Segment Start: Source information

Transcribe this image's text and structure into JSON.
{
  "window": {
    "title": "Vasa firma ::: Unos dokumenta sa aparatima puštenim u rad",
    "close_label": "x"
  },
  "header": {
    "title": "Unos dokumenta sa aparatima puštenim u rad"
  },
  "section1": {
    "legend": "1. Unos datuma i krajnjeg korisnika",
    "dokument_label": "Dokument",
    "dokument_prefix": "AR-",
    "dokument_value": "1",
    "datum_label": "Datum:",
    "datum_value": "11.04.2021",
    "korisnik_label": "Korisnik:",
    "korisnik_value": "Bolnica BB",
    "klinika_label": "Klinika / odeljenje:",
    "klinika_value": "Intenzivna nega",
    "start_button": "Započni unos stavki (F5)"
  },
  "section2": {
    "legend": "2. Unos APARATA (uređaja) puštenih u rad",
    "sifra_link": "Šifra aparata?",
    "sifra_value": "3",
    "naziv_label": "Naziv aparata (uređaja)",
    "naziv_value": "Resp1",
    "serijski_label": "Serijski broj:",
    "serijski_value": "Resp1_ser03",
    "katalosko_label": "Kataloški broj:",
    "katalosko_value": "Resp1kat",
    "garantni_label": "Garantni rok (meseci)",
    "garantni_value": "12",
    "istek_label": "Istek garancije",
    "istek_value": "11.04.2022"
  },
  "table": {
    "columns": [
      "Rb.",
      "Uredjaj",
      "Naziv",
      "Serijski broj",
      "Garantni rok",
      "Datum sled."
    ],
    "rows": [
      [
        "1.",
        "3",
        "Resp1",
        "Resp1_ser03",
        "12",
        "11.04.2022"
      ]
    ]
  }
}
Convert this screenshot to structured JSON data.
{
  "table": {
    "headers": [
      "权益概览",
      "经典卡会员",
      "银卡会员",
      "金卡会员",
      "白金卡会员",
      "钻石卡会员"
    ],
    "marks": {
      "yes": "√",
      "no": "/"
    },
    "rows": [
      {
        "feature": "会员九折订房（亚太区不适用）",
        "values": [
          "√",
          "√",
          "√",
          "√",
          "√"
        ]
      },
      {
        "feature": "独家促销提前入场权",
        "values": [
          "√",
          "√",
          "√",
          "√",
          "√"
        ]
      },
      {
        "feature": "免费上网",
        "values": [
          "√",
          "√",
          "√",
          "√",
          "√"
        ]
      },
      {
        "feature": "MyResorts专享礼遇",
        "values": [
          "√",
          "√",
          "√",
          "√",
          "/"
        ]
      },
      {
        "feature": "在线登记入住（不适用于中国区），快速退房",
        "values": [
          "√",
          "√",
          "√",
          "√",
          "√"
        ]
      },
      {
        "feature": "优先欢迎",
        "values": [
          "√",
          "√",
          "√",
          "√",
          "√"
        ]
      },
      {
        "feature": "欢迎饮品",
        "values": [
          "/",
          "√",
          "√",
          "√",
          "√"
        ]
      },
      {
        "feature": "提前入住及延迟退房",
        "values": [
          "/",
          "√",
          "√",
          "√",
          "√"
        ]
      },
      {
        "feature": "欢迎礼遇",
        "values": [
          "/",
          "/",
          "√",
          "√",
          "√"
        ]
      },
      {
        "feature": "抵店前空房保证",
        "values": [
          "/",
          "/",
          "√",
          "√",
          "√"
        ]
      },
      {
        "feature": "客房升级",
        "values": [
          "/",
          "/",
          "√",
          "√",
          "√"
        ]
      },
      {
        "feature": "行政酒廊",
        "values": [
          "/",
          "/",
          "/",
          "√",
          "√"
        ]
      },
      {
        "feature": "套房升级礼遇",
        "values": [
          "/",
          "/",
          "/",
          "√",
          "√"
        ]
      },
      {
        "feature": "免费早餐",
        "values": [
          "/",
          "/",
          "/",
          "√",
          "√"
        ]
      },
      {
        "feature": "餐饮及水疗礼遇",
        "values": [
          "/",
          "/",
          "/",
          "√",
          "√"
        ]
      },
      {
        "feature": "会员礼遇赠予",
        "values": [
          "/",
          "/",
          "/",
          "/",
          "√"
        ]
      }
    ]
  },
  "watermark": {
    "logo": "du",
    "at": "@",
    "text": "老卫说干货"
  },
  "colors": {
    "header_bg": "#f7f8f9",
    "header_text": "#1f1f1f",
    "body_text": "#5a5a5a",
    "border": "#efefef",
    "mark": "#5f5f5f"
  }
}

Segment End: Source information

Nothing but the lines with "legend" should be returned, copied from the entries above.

### Task result
    "legend": "1. Unos datuma i krajnjeg korisnika",
    "legend": "2. Unos APARATA (uređaja) puštenih u rad",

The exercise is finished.